◆ RAW DATA
----

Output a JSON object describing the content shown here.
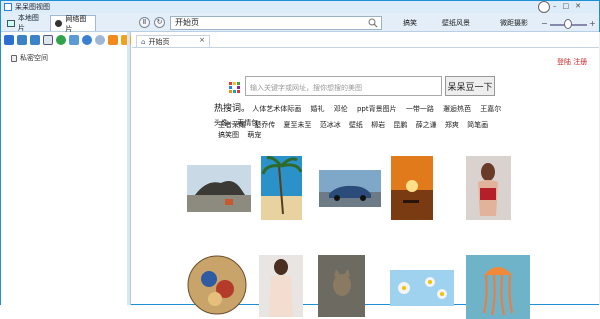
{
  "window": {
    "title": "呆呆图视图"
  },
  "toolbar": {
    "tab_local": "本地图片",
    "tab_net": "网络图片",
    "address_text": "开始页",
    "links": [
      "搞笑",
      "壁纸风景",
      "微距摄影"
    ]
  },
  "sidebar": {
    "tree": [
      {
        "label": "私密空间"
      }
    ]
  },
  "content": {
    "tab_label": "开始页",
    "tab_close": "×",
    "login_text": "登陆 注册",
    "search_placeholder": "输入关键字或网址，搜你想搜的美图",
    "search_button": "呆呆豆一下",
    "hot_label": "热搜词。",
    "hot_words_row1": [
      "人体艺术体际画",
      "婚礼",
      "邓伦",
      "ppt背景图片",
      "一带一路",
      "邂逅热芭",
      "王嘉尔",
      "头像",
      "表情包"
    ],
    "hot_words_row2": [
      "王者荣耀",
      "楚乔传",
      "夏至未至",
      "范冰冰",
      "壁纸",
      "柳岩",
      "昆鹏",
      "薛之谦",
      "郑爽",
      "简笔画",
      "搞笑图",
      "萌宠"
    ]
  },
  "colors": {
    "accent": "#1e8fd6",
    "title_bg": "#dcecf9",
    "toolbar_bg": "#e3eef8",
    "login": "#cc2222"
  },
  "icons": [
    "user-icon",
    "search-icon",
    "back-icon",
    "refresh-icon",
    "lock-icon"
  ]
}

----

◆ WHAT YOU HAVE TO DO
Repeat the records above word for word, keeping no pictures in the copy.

◆ TASK RESPONSE
Output a JSON object describing the content shown here.
{
  "window": {
    "title": "呆呆图视图"
  },
  "toolbar": {
    "tab_local": "本地图片",
    "tab_net": "网络图片",
    "address_text": "开始页",
    "links": [
      "搞笑",
      "壁纸风景",
      "微距摄影"
    ]
  },
  "sidebar": {
    "tree": [
      {
        "label": "私密空间"
      }
    ]
  },
  "content": {
    "tab_label": "开始页",
    "tab_close": "×",
    "login_text": "登陆 注册",
    "search_placeholder": "输入关键字或网址，搜你想搜的美图",
    "search_button": "呆呆豆一下",
    "hot_label": "热搜词。",
    "hot_words_row1": [
      "人体艺术体际画",
      "婚礼",
      "邓伦",
      "ppt背景图片",
      "一带一路",
      "邂逅热芭",
      "王嘉尔",
      "头像",
      "表情包"
    ],
    "hot_words_row2": [
      "王者荣耀",
      "楚乔传",
      "夏至未至",
      "范冰冰",
      "壁纸",
      "柳岩",
      "昆鹏",
      "薛之谦",
      "郑爽",
      "简笔画",
      "搞笑图",
      "萌宠"
    ]
  },
  "colors": {
    "accent": "#1e8fd6",
    "title_bg": "#dcecf9",
    "toolbar_bg": "#e3eef8",
    "login": "#cc2222"
  },
  "icons": [
    "user-icon",
    "search-icon",
    "back-icon",
    "refresh-icon",
    "lock-icon"
  ]
}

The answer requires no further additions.